    Guilcher, S.J., et al. (2010). Health care utilization in non-traumatic and traumatic spinal cord injury: a population-based study. Spinal Cord48(1), 45-50. http://dx.doi.org/10.1038/sc.2009.78
    Hagen, E.M., Lie, S.A., Rekland, T., Gilhus, N.E., & Gronning, M. (2010). Mortality after traumatic spinal cord injury: 50 years of follow-up. Journal of Neurological Neurosurgery Psychiatry81(4), 368-73.
    Kirchberger, I., Biering-Sorensen, F., Charlifue, S., Baumberger, M., Campbell, R., Kovindha, A., et al. (2010). Identification of the most common problems in functioning of individuals with spinal cord injury using the International Classification of Functioning, Disability and Health. Spinal Cord48(3), 221-229.
    Pickelsimer, E., Shiroma, E. J., & Wilson, D. A. (2010). Statewide investigation of medically attended adverse health conditions of persons with spinal cord injury. Journal of Spinal Cord Medicine33(3), 221-231.

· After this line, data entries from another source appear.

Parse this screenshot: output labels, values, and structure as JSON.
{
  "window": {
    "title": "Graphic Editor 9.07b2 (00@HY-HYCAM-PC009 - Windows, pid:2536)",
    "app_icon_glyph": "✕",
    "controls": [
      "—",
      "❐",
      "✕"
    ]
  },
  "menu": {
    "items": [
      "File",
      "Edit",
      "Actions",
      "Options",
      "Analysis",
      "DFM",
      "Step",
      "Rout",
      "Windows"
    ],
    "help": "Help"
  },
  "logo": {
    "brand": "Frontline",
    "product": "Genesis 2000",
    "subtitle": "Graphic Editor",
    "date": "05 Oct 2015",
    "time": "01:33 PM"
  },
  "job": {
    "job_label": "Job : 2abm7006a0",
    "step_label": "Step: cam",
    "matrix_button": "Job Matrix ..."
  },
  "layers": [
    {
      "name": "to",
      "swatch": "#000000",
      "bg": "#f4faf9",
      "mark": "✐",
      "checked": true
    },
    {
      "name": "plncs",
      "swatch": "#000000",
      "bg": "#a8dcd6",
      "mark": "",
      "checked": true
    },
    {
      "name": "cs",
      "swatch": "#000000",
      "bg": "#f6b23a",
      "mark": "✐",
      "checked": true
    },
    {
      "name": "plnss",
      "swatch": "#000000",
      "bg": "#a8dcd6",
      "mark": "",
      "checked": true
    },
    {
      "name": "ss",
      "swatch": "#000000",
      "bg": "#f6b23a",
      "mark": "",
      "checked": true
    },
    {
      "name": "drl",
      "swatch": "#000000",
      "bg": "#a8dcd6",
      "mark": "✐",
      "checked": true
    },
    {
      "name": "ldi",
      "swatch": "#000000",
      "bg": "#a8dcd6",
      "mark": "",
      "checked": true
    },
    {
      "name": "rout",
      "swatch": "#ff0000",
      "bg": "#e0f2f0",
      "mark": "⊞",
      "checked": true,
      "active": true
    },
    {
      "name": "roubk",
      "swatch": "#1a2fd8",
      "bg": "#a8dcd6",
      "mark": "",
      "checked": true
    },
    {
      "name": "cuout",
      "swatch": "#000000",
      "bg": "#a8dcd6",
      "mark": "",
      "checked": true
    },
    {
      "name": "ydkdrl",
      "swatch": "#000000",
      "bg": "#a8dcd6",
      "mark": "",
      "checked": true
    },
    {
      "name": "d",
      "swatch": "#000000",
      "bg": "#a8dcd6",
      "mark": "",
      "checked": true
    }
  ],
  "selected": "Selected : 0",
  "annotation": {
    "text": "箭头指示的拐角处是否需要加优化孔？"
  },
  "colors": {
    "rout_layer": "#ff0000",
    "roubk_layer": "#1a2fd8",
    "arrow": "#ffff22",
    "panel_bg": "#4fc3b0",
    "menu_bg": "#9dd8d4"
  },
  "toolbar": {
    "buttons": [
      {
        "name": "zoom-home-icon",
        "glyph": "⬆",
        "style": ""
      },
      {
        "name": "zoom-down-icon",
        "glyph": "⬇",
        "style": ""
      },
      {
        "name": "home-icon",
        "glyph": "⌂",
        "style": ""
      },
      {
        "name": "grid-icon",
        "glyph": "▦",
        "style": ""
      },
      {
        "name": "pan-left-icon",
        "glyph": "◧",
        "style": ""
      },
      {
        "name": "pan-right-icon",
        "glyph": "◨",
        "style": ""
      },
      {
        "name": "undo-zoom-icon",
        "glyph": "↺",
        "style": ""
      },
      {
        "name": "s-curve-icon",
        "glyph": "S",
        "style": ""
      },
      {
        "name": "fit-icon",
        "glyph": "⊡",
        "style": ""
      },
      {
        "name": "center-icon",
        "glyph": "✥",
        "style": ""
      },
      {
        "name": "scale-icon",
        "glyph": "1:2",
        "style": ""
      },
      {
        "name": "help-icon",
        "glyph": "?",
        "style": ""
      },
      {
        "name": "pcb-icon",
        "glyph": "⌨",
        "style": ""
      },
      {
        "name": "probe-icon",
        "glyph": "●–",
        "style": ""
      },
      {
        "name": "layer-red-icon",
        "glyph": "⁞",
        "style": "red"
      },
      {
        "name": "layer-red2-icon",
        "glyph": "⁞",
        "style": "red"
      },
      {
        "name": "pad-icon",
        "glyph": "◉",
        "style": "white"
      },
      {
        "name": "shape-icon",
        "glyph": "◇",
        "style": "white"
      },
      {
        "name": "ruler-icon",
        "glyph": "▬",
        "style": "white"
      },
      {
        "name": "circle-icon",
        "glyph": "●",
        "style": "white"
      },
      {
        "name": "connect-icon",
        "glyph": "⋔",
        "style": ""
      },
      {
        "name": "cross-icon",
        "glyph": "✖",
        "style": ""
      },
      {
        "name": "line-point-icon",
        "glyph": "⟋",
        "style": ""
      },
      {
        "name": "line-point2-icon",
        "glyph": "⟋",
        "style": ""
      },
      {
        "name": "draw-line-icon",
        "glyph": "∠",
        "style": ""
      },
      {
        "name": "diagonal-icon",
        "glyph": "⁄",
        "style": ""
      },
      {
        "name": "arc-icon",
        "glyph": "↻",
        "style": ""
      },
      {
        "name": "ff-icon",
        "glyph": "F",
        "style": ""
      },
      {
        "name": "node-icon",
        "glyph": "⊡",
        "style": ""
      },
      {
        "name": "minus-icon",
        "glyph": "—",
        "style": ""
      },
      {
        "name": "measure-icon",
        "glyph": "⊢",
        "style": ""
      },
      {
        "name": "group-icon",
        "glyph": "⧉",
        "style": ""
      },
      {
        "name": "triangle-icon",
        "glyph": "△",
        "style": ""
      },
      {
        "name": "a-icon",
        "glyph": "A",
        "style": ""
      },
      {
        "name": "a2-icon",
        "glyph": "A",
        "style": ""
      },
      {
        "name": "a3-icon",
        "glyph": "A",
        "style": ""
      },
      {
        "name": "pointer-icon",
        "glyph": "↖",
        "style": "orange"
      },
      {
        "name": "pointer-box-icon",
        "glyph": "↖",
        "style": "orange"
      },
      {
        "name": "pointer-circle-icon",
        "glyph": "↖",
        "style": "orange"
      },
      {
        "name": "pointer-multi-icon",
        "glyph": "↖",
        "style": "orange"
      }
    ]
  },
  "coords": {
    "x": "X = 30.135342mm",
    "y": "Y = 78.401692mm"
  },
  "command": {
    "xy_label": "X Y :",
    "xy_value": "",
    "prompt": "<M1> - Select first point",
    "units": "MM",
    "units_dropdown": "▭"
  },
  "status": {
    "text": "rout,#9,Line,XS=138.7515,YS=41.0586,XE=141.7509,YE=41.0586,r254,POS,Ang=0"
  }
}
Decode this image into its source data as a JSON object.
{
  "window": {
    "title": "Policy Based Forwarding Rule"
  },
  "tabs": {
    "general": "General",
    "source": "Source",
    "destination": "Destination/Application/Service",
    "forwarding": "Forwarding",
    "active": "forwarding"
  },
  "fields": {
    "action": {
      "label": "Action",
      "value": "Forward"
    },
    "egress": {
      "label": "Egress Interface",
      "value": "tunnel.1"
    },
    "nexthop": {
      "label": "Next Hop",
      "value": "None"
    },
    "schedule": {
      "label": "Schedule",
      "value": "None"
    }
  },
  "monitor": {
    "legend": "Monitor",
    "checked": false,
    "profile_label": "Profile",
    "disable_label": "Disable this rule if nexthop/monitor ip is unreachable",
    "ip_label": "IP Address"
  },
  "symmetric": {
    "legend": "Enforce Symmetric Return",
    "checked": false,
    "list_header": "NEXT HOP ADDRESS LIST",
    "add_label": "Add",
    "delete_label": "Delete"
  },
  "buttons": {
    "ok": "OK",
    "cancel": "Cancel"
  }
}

    Pirouzmand, F. (2010). Epidemiological trends of spine and spinal cord injuries in the largest Canadian adult trauma center from 1986 to 2006. Journal of Neurosurgery Spine12(2), 131-40.
    Van Den Berg, M. E. L., Castellote, J. M., De Pedro-Cuesta, J., & Ignacio, M. F. (2010). Survival after spinal cord injury: A systematic review. Journal of Neurotrauma27(28), 1517-1528.
    Krause, J. S., Zhai, Y., Saunders, L. L., & Carter, R. E. (2009). Risk of mortality after spinal cord injury: an 8-year prospective study. Archives of Physical Medicine & Rehabilitation90(10), 1708-1715.
    Manchikanti, L., Singh, V., Datta, S., Cohen, S. P., Hirsch, J. A., & American Society of Interventional Pain. (2009). Comprehensive review of epidemiology, scope, and impact of spinal pain. Pain Physician, 12(4), 35-70.
    Munce, S. E., Guilcher, S. J., Couris, C. M., Fung, K., Craven, B. C., Verrier, M., et al. (2009). Physician utilization among adults with traumatic spinal cord injury in Ontario: a population-based study. Spinal Cord47(6), 470-476.
    Hitzig, S. L., Tonack, M., Campbell, K. A., McGillivray, C. F., Boschen, K. A., Richards, K., & Craven, B. C. (2008). Secondary health complications in an aging Canadian spinal cord injury sample. American Journal of Physical Medicine & Rehabilitation87(7), 545-55.
    New, P.W., & Sundararajan, V. (2008). Incidence of non-traumatic spinal cord injury in Victoria, Australia: A population-based study and literature review. Spinal Cord46, 406-11.
    Ho, C. H., Wuermser, L. A., Priebe, M. M., Chiodo, A. E., Scelza, W. M., & Kirshblum, S. C. (2007). Spinal cord injury medicine. 1. Epidemiology and classification. Archives of Physical Medicine & Rehabilitation88(3 Suppl 1), S49-54. http://dx.doi.org/10.1016/j.apmr.2006.12.001
    Pickett, G. E., Campos-Benitez, M., Keller, J. L., & Duggal, N. (2006). Epidemiology of traumatic spinal cord injury in Canada. Spine31(7), 799-805. http://dx.doi.org/10.1097/01.brs.0000207258.80129.03
    Dryden, D. M., Saunders, L. D., Rowe, B. H., May, L. A., Yiannakoulias, N., Svenson, L. W., … & Voaklander, D. C. (2003). The epidemiology of traumatic spinal cord injury in Alberta, Canada. Canadian Journal of Neurological Sciences30(2), 113-21.
    Noreau, L., Proulx, P., Gagnon, L., Drolet, M., & Laramée, M. T. (2000). Secondary impairments after spinal cord injury: A population-based study. American Journal of Physical Medicine & Rehabilitation79(6), 526-35. http://dx.doi.org/10.1097/00002060-200011000-00009